### Task prompt
From the first line to the last, copy the material word for word; pictures stay out.

### Data for this task
"""

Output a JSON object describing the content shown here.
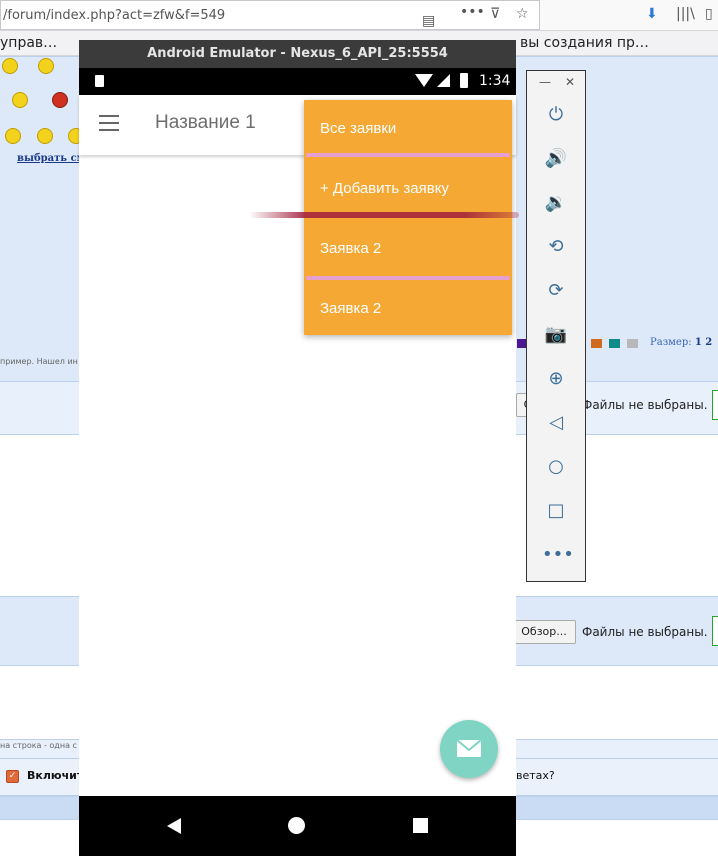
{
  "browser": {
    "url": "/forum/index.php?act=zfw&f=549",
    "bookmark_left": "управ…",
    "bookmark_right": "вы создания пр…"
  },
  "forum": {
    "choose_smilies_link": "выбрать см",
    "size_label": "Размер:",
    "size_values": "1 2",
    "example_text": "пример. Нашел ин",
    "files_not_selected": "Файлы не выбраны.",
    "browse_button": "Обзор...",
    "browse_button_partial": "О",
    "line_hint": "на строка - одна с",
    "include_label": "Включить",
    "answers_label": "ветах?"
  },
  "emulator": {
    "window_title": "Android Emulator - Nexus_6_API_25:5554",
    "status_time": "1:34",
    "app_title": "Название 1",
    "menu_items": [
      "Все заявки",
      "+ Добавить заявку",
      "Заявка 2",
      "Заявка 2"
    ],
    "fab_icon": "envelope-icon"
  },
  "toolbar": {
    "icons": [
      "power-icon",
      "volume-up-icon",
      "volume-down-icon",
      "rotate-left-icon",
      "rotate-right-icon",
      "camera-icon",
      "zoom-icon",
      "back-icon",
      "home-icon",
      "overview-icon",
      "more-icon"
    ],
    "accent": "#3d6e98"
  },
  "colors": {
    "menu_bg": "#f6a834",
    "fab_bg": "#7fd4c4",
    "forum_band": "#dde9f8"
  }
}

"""

### Solved exercise
Output a JSON object describing the content shown here.
{
  "browser": {
    "url": "/forum/index.php?act=zfw&f=549",
    "bookmark_left": "управ…",
    "bookmark_right": "вы создания пр…"
  },
  "forum": {
    "choose_smilies_link": "выбрать см",
    "size_label": "Размер:",
    "size_values": "1 2",
    "example_text": "пример. Нашел ин",
    "files_not_selected": "Файлы не выбраны.",
    "browse_button": "Обзор...",
    "browse_button_partial": "О",
    "line_hint": "на строка - одна с",
    "include_label": "Включить",
    "answers_label": "ветах?"
  },
  "emulator": {
    "window_title": "Android Emulator - Nexus_6_API_25:5554",
    "status_time": "1:34",
    "app_title": "Название 1",
    "menu_items": [
      "Все заявки",
      "+ Добавить заявку",
      "Заявка 2",
      "Заявка 2"
    ],
    "fab_icon": "envelope-icon"
  },
  "toolbar": {
    "icons": [
      "power-icon",
      "volume-up-icon",
      "volume-down-icon",
      "rotate-left-icon",
      "rotate-right-icon",
      "camera-icon",
      "zoom-icon",
      "back-icon",
      "home-icon",
      "overview-icon",
      "more-icon"
    ],
    "accent": "#3d6e98"
  },
  "colors": {
    "menu_bg": "#f6a834",
    "fab_bg": "#7fd4c4",
    "forum_band": "#dde9f8"
  }
}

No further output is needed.